The initiatives are also increasing access to different sports, by disadvantaged communities, and promoting equality, tolerance and inclusiveness.
Governmental programmes, such as the ‘Escolinhas Esportivas Educacionais’ (Socio-sports schools) in the state of Mato Grosso do Sul, have made available a range of less popular sports free to disadvantaged children. These include karate, taekwondo and golf.
In addition, international sporting stars have visited some of these initiatives, often in the Brazilian slums locally known as ‘favelas’, and shown their support by giving workshops and lessons in their respective sports. The sporting stars include the US Olympic medallist Michael Phelps, the New Zealand rugby player Kieran Read and his fellow countryman and former All Blacks captain Sean Fitzpatrick.
“We are giving the underprivileged children that don’t get the opportunity to play sports, the chance to do it whether it will be rugby, cricket or football.” said Sean Fitzpatrick.
“If children enjoy it, it can change their lives by taking them out of the streets. Instead of doing naughty things, they’re doing good things,” he added.
A pool of future athletes
Using sport for inclusion is a common practice in the country that started when social problems such as the increase of the child mortality rate, violence and criminality, emerged in the Brazilian society. These programmes were intensified in the 80’s through the implementation of new public policies.
Recently, those programmes have increased in number by the forthcoming mega events.
Several of them are simultaneously being used to spot potential future athletes, mainly in the underprivileged communities.
Ygor Coelho from Jacarepaguá, Rio de Janeiro, is an example of an athlete that started in a social-sport programme.
The 16 year-old represented Brazil last November in the Badminton Junior World Championships, in Thailand.
Similarly, Ediela Matos, 17, and Miriam Souza, 15, have both represented Brazil internationally. Their sporting career in canoeing started after they joined the project ‘Remando para a Cidadania’ (Paddling for Citizenship).

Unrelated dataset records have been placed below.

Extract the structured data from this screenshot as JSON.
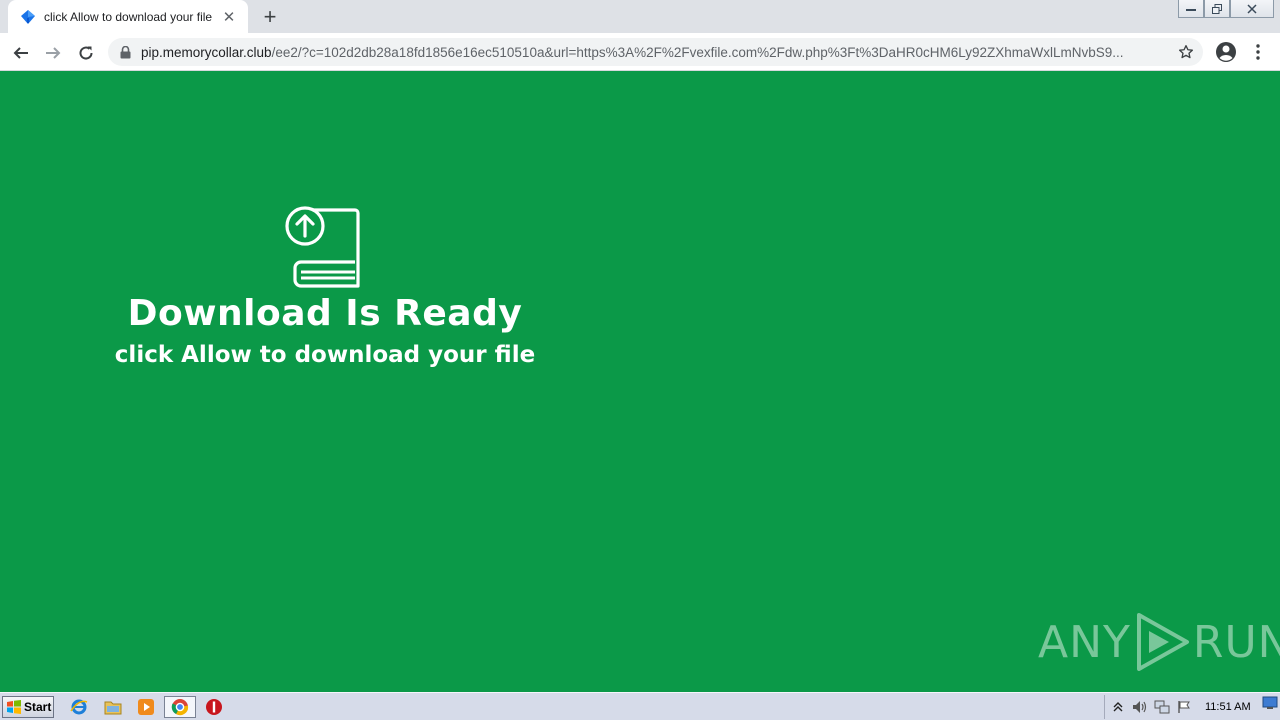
{
  "browser": {
    "tab": {
      "title": "click Allow to download your file",
      "close_glyph": "✕",
      "favicon": "blue-diamond-icon"
    },
    "new_tab_glyph": "+",
    "window_controls": {
      "minimize_glyph": "—",
      "restore_glyph": "❐",
      "close_glyph": "✕"
    },
    "url": {
      "host": "pip.memorycollar.club",
      "rest": "/ee2/?c=102d2db28a18fd1856e16ec510510a&url=https%3A%2F%2Fvexfile.com%2Fdw.php%3Ft%3DaHR0cHM6Ly92ZXhmaWxlLmNvbS9..."
    }
  },
  "page": {
    "headline": "Download Is Ready",
    "subline": "click Allow to download your file",
    "background_color": "#0b9948",
    "watermark": {
      "left": "ANY",
      "right": "RUN"
    }
  },
  "taskbar": {
    "start_label": "Start",
    "clock": "11:51 AM"
  }
}
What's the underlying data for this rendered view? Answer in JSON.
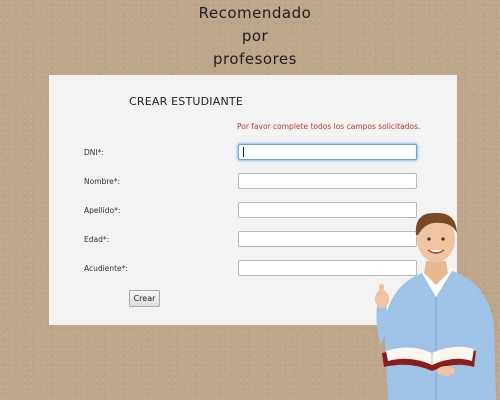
{
  "tagline": [
    "Recomendado",
    "por",
    "profesores"
  ],
  "form": {
    "title": "CREAR ESTUDIANTE",
    "message": "Por favor complete todos los campos solicitados.",
    "fields": [
      {
        "label": "DNI*:",
        "value": "",
        "focused": true
      },
      {
        "label": "Nombre*:",
        "value": ""
      },
      {
        "label": "Apellido*:",
        "value": ""
      },
      {
        "label": "Edad*:",
        "value": ""
      },
      {
        "label": "Acudiente*:",
        "value": ""
      }
    ],
    "submit_label": "Crear"
  },
  "colors": {
    "background": "#bea68a",
    "panel": "#f3f3f3",
    "error_text": "#c0392b",
    "focus_border": "#6aa6d8"
  },
  "illustration": {
    "name": "teacher-with-book-image"
  }
}
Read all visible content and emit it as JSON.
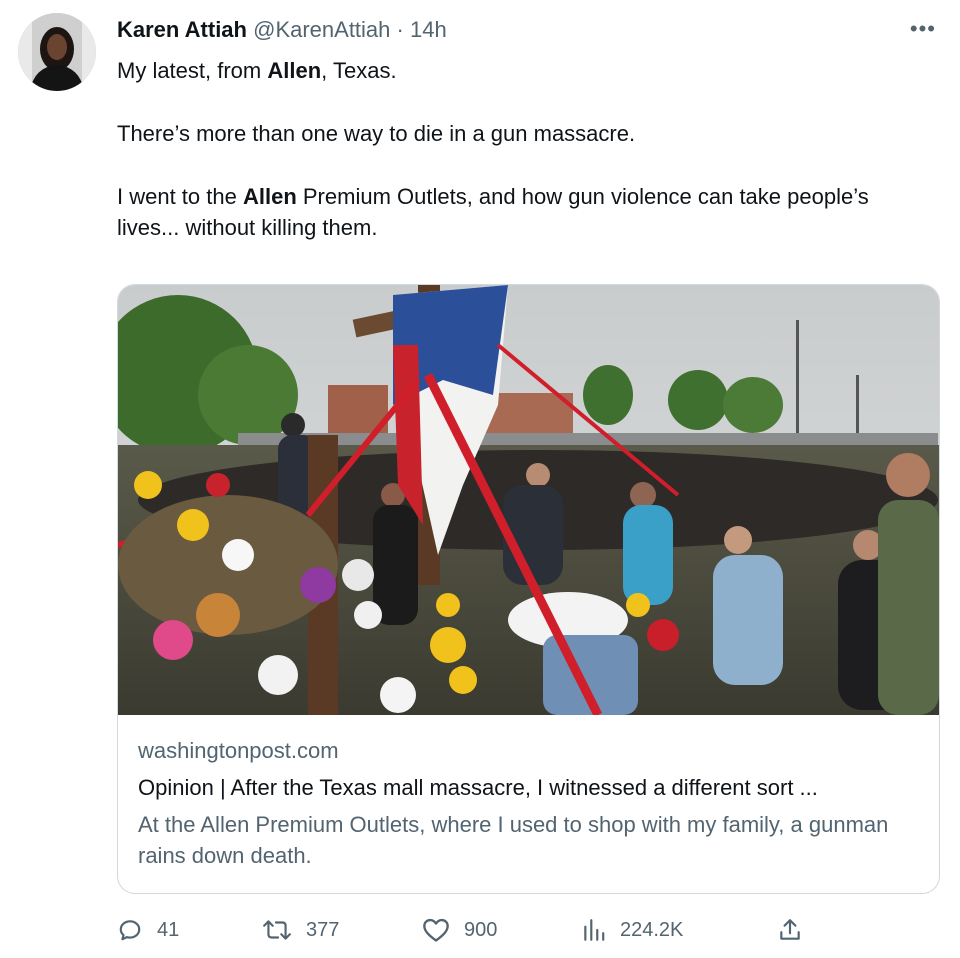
{
  "tweet": {
    "author_name": "Karen Attiah",
    "handle": "@KarenAttiah",
    "separator": "·",
    "time": "14h",
    "more_label": "•••",
    "paragraph1": {
      "before": "My latest, from ",
      "bold": "Allen",
      "after": ", Texas."
    },
    "paragraph2": "There’s more than one way to die in a gun massacre.",
    "paragraph3": {
      "before": "I went to the ",
      "bold": "Allen",
      "after": " Premium Outlets, and how gun violence can take people’s lives... without killing them."
    }
  },
  "card": {
    "domain": "washingtonpost.com",
    "title": "Opinion | After the Texas mall massacre, I witnessed a different sort ...",
    "description": "At the Allen Premium Outlets, where I used to shop with my family, a gunman rains down death."
  },
  "actions": {
    "replies": "41",
    "retweets": "377",
    "likes": "900",
    "views": "224.2K"
  },
  "colors": {
    "text": "#0f1419",
    "secondary": "#536471",
    "border": "#cfd9de"
  }
}
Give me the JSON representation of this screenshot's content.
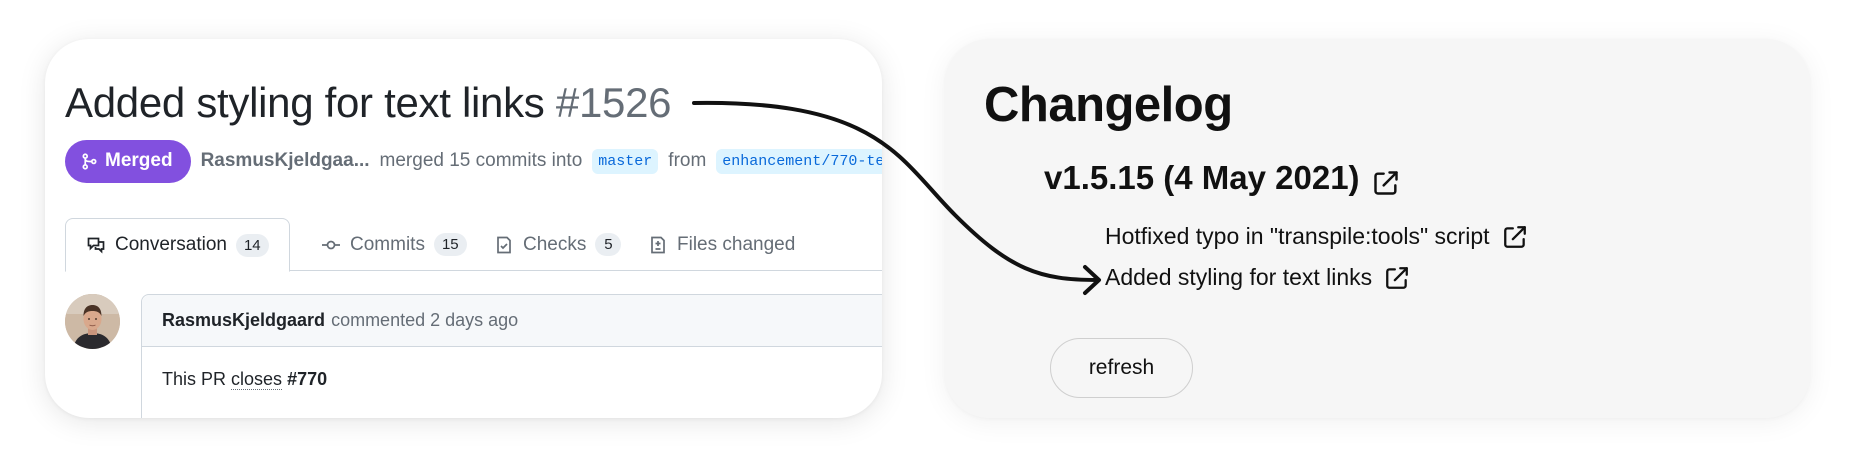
{
  "pr": {
    "title": "Added styling for text links",
    "number": "#1526",
    "status": "Merged",
    "author": "RasmusKjeldgaa...",
    "merge_text": "merged 15 commits into",
    "base_branch": "master",
    "from_text": "from",
    "head_branch": "enhancement/770-te",
    "tabs": [
      {
        "label": "Conversation",
        "count": "14",
        "icon": "comment-discussion-icon"
      },
      {
        "label": "Commits",
        "count": "15",
        "icon": "git-commit-icon"
      },
      {
        "label": "Checks",
        "count": "5",
        "icon": "checklist-icon"
      },
      {
        "label": "Files changed",
        "count": "",
        "icon": "file-diff-icon"
      }
    ],
    "comment": {
      "author": "RasmusKjeldgaard",
      "meta": "commented 2 days ago",
      "body_prefix": "This PR",
      "body_link": "closes",
      "body_issue": "#770"
    }
  },
  "changelog": {
    "title": "Changelog",
    "version": "v1.5.15 (4 May 2021)",
    "items": [
      {
        "text": "Hotfixed typo in \"transpile:tools\" script"
      },
      {
        "text": "Added styling for text links"
      }
    ],
    "refresh_label": "refresh"
  },
  "colors": {
    "merged": "#8250df",
    "link": "#0969da",
    "branch_bg": "#ddf4ff"
  }
}
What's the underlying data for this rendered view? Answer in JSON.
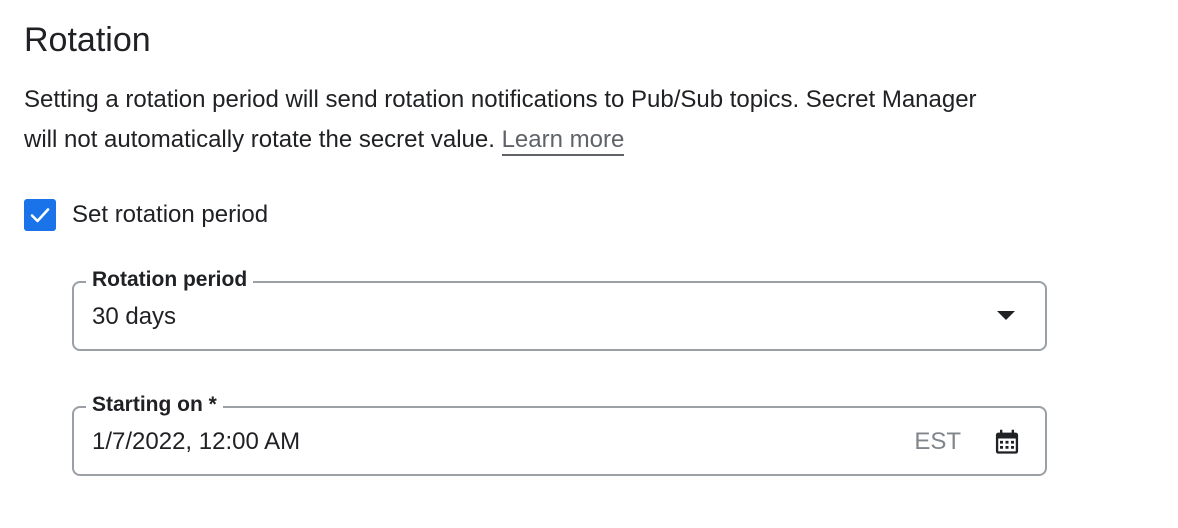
{
  "section": {
    "title": "Rotation",
    "description": "Setting a rotation period will send rotation notifications to Pub/Sub topics. Secret Manager will not automatically rotate the secret value.",
    "learn_more": "Learn more"
  },
  "checkbox": {
    "label": "Set rotation period",
    "checked": true
  },
  "rotation_period": {
    "label": "Rotation period",
    "value": "30 days"
  },
  "starting_on": {
    "label": "Starting on *",
    "value": "1/7/2022, 12:00 AM",
    "timezone": "EST"
  },
  "icons": {
    "checkbox": "check-icon",
    "dropdown": "dropdown-arrow-icon",
    "calendar": "calendar-icon"
  },
  "colors": {
    "accent": "#1a73e8",
    "border": "#9aa0a6",
    "text": "#202124",
    "muted": "#5f6368"
  }
}
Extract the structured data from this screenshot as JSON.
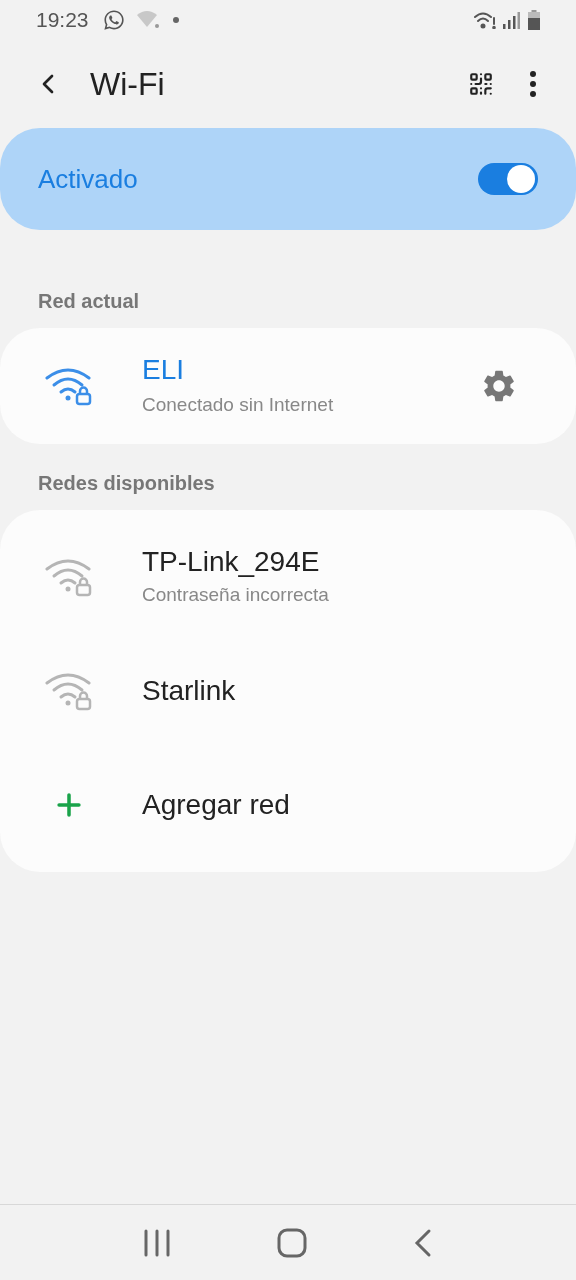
{
  "status_bar": {
    "time": "19:23"
  },
  "header": {
    "title": "Wi-Fi"
  },
  "master_switch": {
    "label": "Activado",
    "on": true
  },
  "current_section": {
    "heading": "Red actual",
    "network": {
      "name": "ELI",
      "status": "Conectado sin Internet"
    }
  },
  "available_section": {
    "heading": "Redes disponibles",
    "items": [
      {
        "kind": "network",
        "name": "TP-Link_294E",
        "status": "Contraseña incorrecta"
      },
      {
        "kind": "network",
        "name": "Starlink"
      },
      {
        "kind": "add",
        "name": "Agregar red"
      }
    ]
  }
}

Wellington Aires, coordinator of the canoeing project said:
“As we start to work [with these children], being more involved and enjoying it, we start to dream bigger and that only brings good things. Their achievements and performances in events are one of them.”
In football, the ‘Guerreiras Project’ (The Warriors Project), funded by a group of former football players of the Brazilian women’s National Team, artists and academics, uses the game as a tool to discuss Human Rights and gender equality.
The initiatives ‘Construindo Pontes com o Futebol’ (Building Soccer Bridges), “Futebol Minas Pela Paz” (Football in Minas for Peace) and Paraesportes (Parasports) are a few other examples of programmes that use football for the inclusion of underprivileged children and people with disabilities.
“Blind people, people on wheelchairs, we all have abilities and the barriers we face are demotivating. We need these projects to feel included because we want to be included”, said Erik Pereira, a dumb player of the Paraesports project.